Hi Everyone, 6/1
This will be my last update for this school year! I’m going to leave the blog up over the summer in case you want to access any of the resources below. Just to repeat myself (again!), if there’s anything you need during the next few months, please don’t hesitate to reach out to me through email. I’ll keep checking it and am happy to help with whatever musical needs you might have. If you are borrowing a school instrument you may keep it through the summer. Just be sure to take care of it and play it often! If you have a brass instrument, keep oiling the valves and greasing and moving the slides.
It’s been quite a year for all of us and I’ve loved getting to know each one of you. It didn’t quite work out the way we all anticipated but then life has a way of doing that sometimes. I’m proud of how so many of you were flexible and persevered! Stay positive and well and have a great summer. I can’t wait to see you all in the fall!
- Work your rhythm chops by going to this site. For now, keep the settings where they are until you get used to how it works.
- If you want to challenge your note naming abilities click here. Click on the cog in the upper right hand corner if you are a bass instrument and need to change to the bass clef.
- I‘d like encourage everyone to try a little composing (you know, making stuff up). So here is this week’s suggested activity. It will help you start to become familiar with Garageband. Click here .
- If you haven’t done so yet, choose a new solo piece from 8notes.com to learn and perfect. If you want more choices – go to Musicnotes.com and type in your instrument name. You’ll find movie themes and pop music but there is a charge for these – usually $3 – $5 so you’ll need to check with your folks. Before you buy anything, email me the link so I can check it out for you to be sure it’s an appropriate level of difficulty.
- Continue working your scales B flat, E flat and begin to focus on the chromatic scale. The chromatic scale is built on semitones or half steps. The simplest way to tackle this is to look at your fingering chart and move from concert B flat (your tuning note) to the higher concert B flat and play ALL the notes in between that are on your fingering chart (sharps and flats).
- Go to musictheory.net – go to “Lessons” and work through a topic under “Basics” if you haven’t done them all already.
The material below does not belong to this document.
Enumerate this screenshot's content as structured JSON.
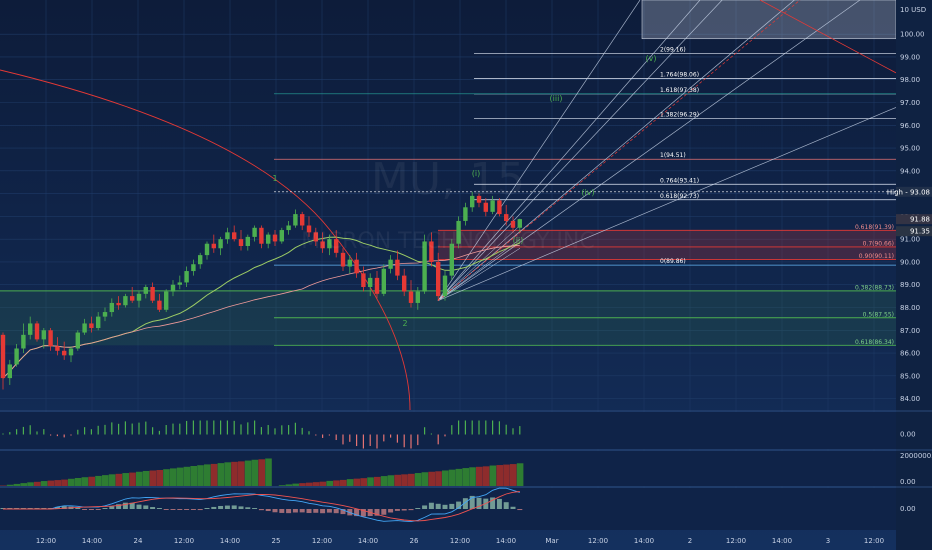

This is stuff you should all know as middle school band members so take the time to learn it if you don’t know it!
- For all you stage band folks, here are links for “Birdland” and “25 or 6 to 4“.